This finding was not surprising. Both expeditions were asked to identify areas where agriculture could best be initiated, and they clearly favoured the prairie parkland or what they called the fertile belt.

Palliser and Hind were also outsiders, unfamiliar with the peculiar plains environment, and simply assumed that the treelessness was a sure sign of aridity, if not barrenness.

Jump forward two decades to the late 1870s and the southern grasslands were reassessed, but under different circumstances.

Ottawa had acquired the region in 1870 and expected most, if not all, of its new western empire to be fertile. How else would it entice hundreds of thousands, possibly millions, of prospective farmers to the region?

The potential of the prairie district therefore had to be reconsidered — the very idea of bad land was no longer acceptable.

Enter botanist John Macoun, whose enthusiasm for the North-West and its future knew no bounds.

Traveling during exceptionally wet summers in 1879 and 1880, Macoun found growing conditions in the South Saskatchewan country ideal for the large-scale agricultural colonization envisaged by Ottawa. He even challenged the common assumption that settlement should be initially confined to the parkland and instead promoted the virtues of homesteading the open prairie.

Where Palliser and Hind had once found an irreclaimable desert, Macoun discovered a garden of unlimited potential.

This portrayal of the grasslands as a kind of agricultural eden — where the land would flower if broken by the plough — was reckless and potentially harmful.
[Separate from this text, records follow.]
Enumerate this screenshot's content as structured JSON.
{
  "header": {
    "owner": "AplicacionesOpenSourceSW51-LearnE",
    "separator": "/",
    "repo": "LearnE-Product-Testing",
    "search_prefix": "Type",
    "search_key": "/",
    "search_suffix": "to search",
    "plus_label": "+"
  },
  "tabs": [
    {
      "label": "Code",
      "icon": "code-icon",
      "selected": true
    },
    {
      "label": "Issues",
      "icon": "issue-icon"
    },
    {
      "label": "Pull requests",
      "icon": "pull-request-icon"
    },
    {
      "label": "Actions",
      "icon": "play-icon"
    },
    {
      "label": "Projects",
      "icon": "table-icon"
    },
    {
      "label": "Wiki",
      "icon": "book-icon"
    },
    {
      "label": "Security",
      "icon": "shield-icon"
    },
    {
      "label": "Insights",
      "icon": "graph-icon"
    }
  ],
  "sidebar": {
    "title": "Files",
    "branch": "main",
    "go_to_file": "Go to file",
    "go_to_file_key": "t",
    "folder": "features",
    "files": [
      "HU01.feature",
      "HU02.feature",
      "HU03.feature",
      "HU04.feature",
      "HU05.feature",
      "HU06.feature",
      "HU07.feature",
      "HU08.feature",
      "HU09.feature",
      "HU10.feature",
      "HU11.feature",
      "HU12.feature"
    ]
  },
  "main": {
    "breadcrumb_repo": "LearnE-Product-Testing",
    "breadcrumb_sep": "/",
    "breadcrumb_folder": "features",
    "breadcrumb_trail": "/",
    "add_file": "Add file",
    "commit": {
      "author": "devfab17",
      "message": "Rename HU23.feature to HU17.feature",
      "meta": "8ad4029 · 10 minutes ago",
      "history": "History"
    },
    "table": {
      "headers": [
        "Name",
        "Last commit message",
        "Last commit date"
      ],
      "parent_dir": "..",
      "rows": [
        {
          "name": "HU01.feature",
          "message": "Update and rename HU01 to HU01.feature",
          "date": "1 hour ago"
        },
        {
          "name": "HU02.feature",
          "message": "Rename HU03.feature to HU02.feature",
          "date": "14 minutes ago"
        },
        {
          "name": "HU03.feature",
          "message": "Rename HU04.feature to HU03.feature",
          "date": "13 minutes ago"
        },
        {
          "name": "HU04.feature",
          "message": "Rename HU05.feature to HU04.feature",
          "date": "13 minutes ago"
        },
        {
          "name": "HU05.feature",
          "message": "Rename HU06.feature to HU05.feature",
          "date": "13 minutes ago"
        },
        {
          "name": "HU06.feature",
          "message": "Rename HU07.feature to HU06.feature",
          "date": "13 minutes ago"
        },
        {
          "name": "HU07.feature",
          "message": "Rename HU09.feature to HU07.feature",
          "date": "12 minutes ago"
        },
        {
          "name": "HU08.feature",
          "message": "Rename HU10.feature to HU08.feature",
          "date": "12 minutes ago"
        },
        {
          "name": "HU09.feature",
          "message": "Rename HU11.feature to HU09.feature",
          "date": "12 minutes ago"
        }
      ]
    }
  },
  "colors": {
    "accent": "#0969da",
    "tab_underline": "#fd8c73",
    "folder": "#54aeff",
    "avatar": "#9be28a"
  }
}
Just like Palliser and Hind before him, Macoun was guilty of misreading the landscape.

Instead of recognizing the prairies as a distinctive ecosystem, the botanist saw only what he wanted to see, or more accurately, what he expected to see.

There was, however, another, more nuanced assessment of the southern prairies during this period.
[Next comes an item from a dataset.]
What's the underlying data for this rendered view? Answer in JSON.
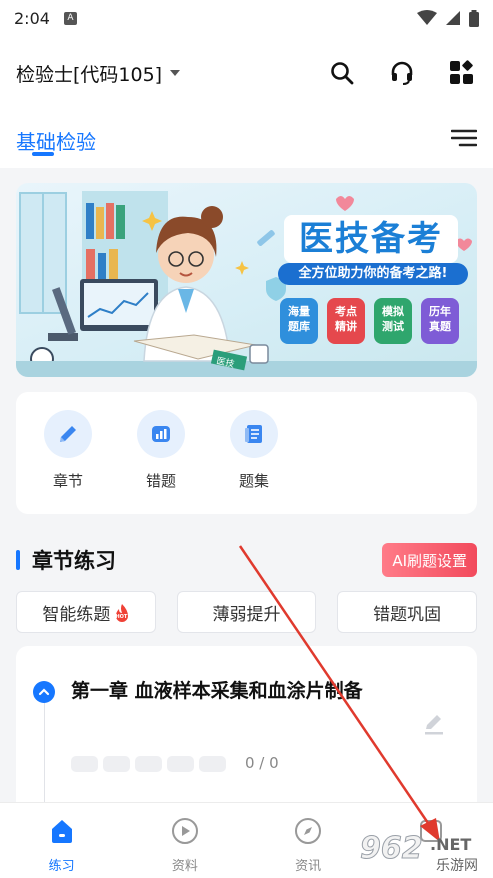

In 1873-74, Great Britain and the United States jointly marked the 49th parallel across western Canada. Canadian geologist George Mercer Dawson served as one of the scientists on the British side.

For two consecutive field seasons, the diminutive Dawson wandered widely — as much as 50 miles from the boundary — carefully investigating the landscape and any interesting phenomena. He paid particular attention to geological formations, especially any lignite deposits and their possible use as fuel for the Canadian Pacific Railway. He also worked up the natural history.
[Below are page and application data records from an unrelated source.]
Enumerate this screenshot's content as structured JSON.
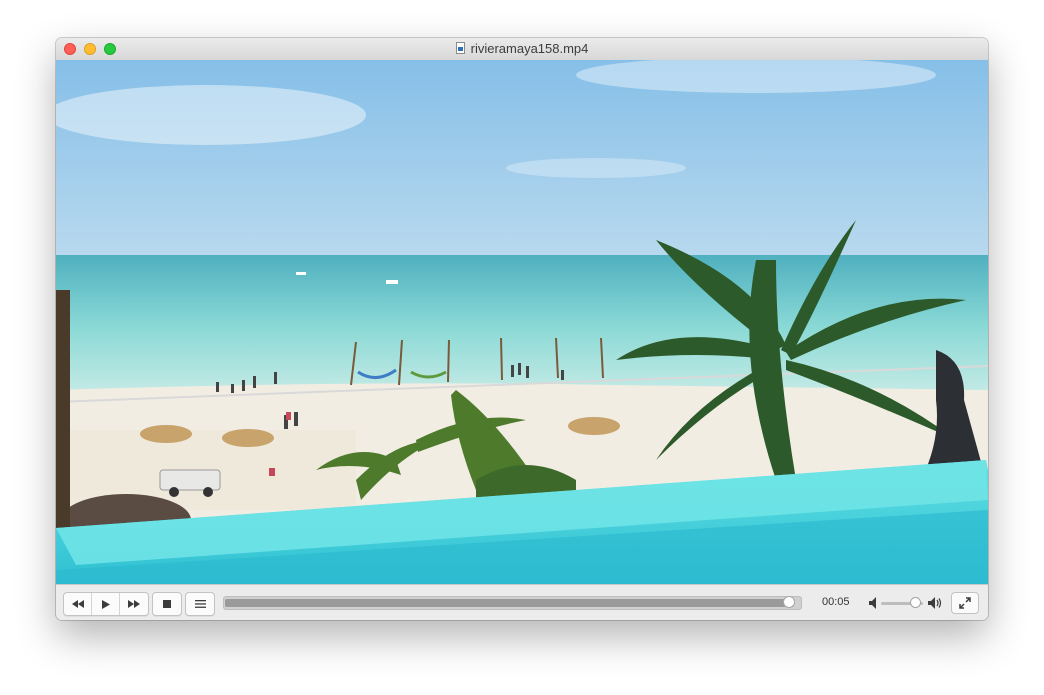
{
  "window": {
    "title": "rivieramaya158.mp4"
  },
  "icons": {
    "close": "close-button",
    "minimize": "minimize-button",
    "zoom": "zoom-button",
    "file": "video-file-icon",
    "rewind": "rewind-icon",
    "play": "play-icon",
    "forward": "fast-forward-icon",
    "stop": "stop-icon",
    "playlist": "playlist-icon",
    "volume_low": "speaker-low-icon",
    "volume_high": "speaker-high-icon",
    "fullscreen": "fullscreen-icon"
  },
  "playback": {
    "elapsed": "00:05",
    "progress_fraction": 0.99,
    "volume_fraction": 0.8
  },
  "colors": {
    "close": "#ff5f57",
    "minimize": "#febc2e",
    "zoom": "#28c840",
    "pool": "#52d3d8",
    "sea": "#8ad9d6"
  }
}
Dawson’s report, published as a thick monograph, did much to foster his reputation as one of Canada’s foremost scientists.  He would later serve as the director of the Geological Survey of Canada.

His book was also important for recognizing the agricultural challenges of the short-grass prairie. Unlike other investigators who imposed their own values on the grasslands, Dawson argued that settlement of the region should be “a natural growth taking advantage of the capabilities of the country.”

Some districts might support grain cultivation, while other areas might be better suited to stock raising. In other words, variability was the region’s defining feature. It was too simplistic to make sweeping generalizations, like desert or garden.

But the Canadian government wanted settlement policy to be uniform across the prairie west and adopted a homestead plan where every settler got the same 160-acre grant, regardless of the land quality.

This system may have made for administrative efficiencies, but farming success on the open prairies varied from place to place and from year to year. In many places, more than a quarter-section was needed. It also took several years of practical experience to convert a pioneer farm to a commercial operation.

Until then, the story for many first homesteaders was one of disappointment, hardship, and abandonment.

This article originally appeared in the Saskatoon StarPhoenix.

Photo: George Mercer Dawson’s sketch of the Great Valley in southern Saskatchewan. 

Email Bill at

Follow Bill on Twitter @billwaiser

Bill Waiser is the winner of the 2016 Governor General’s Literary Award for Non-Fiction and the 2017 Saskatchewan Book Award for Non-Fiction for his most recent book, A World We Have Lost: Saskatchewan Before 1905. The book is available for purchase via McNally Robinson Booksellers. Bill was recently appointed to the Order of Canada, the nation’s highest civilian honour.